Typically Arabic numerals, Roman numerals, baton or dot markers to indicate hours from 1-12.
The hands are the markers on the dial that indicate time. Most watches have at least three hands to show hours, minutes, and seconds.
A geometric line pattern on the etched dial of the watch.
These are small sapphires or rubies that act as bearings for the gears to help reduce friction. The jewel is in the movement of a watch.
Many watches have hour markers and hands that glow-in-the-dark, allowing the wearer to see in murky or dark spaces like the deep water or night skies.
Lugs are the pieces of metal extending from the 12 and 6 o’clock positions of the case that help hold the watch strap or bracelet to the case.
This keeps track of the current phase of the moon including full, half, quarter, and new moon; sailors used it originally to gauge tides.
This is the watch’s engine. It powers the watches functions and keeps its time, and is located within the case.
For automatic watches, this weight uses gravity to help wind the watch. As a user wears it on their wrist, the watch continues to wind without manual intervention.
This is the most complex calendar available on a watch. It features the month, day, date, year, and even takes leap year into account.
This is an attachment to the case that would control the watch functions, such as a date adjustment or chronograph.
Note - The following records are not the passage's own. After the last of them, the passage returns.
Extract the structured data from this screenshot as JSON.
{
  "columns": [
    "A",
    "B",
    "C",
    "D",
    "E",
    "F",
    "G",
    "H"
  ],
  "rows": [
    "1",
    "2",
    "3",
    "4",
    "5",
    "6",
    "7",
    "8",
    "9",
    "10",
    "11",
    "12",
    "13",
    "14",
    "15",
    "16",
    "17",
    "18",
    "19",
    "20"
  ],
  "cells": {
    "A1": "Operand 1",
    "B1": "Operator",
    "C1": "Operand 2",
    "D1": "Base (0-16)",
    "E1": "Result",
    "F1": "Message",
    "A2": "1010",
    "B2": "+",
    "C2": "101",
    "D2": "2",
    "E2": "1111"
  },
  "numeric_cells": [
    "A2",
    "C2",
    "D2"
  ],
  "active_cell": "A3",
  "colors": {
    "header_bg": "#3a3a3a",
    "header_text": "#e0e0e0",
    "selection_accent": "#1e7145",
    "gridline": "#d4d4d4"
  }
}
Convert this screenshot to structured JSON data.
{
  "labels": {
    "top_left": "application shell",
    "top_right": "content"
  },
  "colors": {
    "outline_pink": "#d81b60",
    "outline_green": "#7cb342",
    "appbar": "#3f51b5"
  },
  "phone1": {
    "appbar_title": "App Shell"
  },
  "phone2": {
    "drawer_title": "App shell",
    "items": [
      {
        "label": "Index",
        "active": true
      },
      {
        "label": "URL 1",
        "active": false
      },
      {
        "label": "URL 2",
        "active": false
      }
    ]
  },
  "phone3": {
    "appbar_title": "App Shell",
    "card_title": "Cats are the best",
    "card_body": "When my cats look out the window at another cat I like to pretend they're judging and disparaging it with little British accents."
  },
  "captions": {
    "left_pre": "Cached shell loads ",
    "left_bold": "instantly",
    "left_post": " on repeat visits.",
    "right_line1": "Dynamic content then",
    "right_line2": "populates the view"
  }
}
A subsidiary dial, or subdial, is any smaller dial within the larger dial. Chronograph watches often have two or three subdials, which measure running seconds, minutes, and hours.
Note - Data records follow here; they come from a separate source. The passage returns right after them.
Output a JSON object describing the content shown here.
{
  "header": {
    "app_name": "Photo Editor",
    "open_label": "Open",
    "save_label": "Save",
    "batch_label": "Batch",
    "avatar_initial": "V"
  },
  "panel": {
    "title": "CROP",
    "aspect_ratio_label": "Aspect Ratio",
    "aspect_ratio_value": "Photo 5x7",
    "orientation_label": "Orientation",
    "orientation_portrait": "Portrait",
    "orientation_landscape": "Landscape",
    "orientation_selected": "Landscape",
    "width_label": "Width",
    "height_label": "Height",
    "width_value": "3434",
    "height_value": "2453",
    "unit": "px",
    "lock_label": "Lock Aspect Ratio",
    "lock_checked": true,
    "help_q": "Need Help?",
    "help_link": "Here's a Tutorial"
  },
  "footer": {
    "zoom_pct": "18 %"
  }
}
Sweeping Seconds Hand
Instead of jumping with every tick, a sweeping seconds hand moves smoothly across the dial or subdial. Most mechanical watches, like Rolex, will have a sweeping second hand.
This is a feature on a watch that allows the user to measure speed and distance.
The tourbillon is one of the most valued features in luxury timepieces. The tourbillon (French for “whirlwind”) is used to average out the effect of gravity when the watch is stuck in different positions. The escapement is housed in a rotating cage that constantly moves.
To wear a luxury timepiece is to own a piece of history. All of our items are authenticated by our in-house experts, so you can shop with confidence for designer watches at Yoogi’s Closet.